Spending Christmas in Italia
Merry Christmas everyone! If everything went according to plan I should be celebrating Christmas with my bride in beautiful downtown Florence, Italy. If things didn’t happen according to plan, I could well be spending Christmas in some airport between Reno and Florence wishing I hadn’t booked my flight through some site called “trust.me.com”.
I understand that an overseas vacation isn’t exactly your traditional Christmas celebration, but how many chances will I have to combine the adventures of two of my favorite movies; “Christmas Vacation” and “European Vacation” at the same time? I’m a huge Clark W. Griswold fan!
The truth is that this is my 58th Christmas and, with the exception of the half dozen or so I spent deployed in the military, they’ve all been pretty traditional. As a kid my sisters and I rarely slept at all on Christmas Eve so the mornings never came soon enough. I remember sending our gullible little sister into our parents’ bedroom to convince them that Christmas morning should start at 5 a.m, then again at 5:30 and 6 until she finally wore them down around sunrise. She took a lot of grief but that is, after all, what little sisters are good for.
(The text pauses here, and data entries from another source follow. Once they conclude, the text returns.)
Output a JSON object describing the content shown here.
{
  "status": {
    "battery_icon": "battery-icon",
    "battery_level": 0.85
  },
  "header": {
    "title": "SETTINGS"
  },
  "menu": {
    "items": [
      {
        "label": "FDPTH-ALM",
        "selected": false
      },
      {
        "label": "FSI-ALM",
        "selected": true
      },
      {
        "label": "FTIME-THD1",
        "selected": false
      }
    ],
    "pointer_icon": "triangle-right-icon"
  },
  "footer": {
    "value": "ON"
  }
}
Our parents would make us wait in the bedroom until they had coffee and cigarettes; it was the Sixties after all so smoking and torturing children were still acceptable practices.
When I became a parent, the term “traditional Christmas” took on a whole new meaning. While the night before Christmas still involved very little sleep, it had less to do with excitement and anticipation and more to do with the words “some assembly required”.
Like many parents we would hide gifts for our kids until these went to bed on Christmas Eve to maximize their surprise and delight in the morning. At least that’s why Sandra did it, for me it was always more about procrastination. My motto has been and remains, ”Never put off until tomorrow what you can avoid doing altogether”. I could not put off the required assembly any longer than Christmas Eve and Sandra made it clear that avoiding it altogether was not an option either.
I’ll be the first to admit that working with hand tools and following instructions are not my long suit … Sandra would be the first to tell you that I just plain suck at both. I could fix a broken F-14 in time for it’s next flight but assembling a plastic kitchen set was way out of my league.
Over the years Sandra and I developed our own Christmas Eve traditions that involved making a stout batch of eggnog and Southern Comfort them she would begin reading the instructions while ignored her and began looking for “Tab A’s” to slide into “Slot B’s” to be secured by “Metal Screw E” using “Washer F” ….how tough could it be?
Our biggest Christmas Eve fiasco came on a cold snowy night in Idaho. The big present to be assemble that year was a freestanding basketball goal. We hit the eggnog a little hard that night because it was a big project that would require going outside at some point. Doubling up on the eggnog was probably the only good move we made that night.
We were working remarkably well together and even kind of following the instructions so the goal was coming together quickly, a little too quickly as it turns out. Just as we were congratulating each other for a job well done Sandra realized that the now assembled goal would not fit out the front door. A minor set back.
After some eggnog induced laughter we devised a plan to disassemble the base, carry it outside and quickly reassemble it in the driveway. A good plan except the snow had become a blizzard and it was a bout 12 degrees. For the record, “Tab A’s’ don’t slide easily into “Slot B’s” during a blizzard after consuming several eggnogs.
We’re grandparents now and so there’s no more late night assembly required for us. These days we order gifts online to be delivered to our grandkids and book trips to Europe for Christmas. I hope they have eggnog in Italy — some traditions are too sacred to sacrifice!
Merry Christmas everyone!
Rick Seley is an award-winning humor columnist. He may be reached at firstname.lastname@example.org.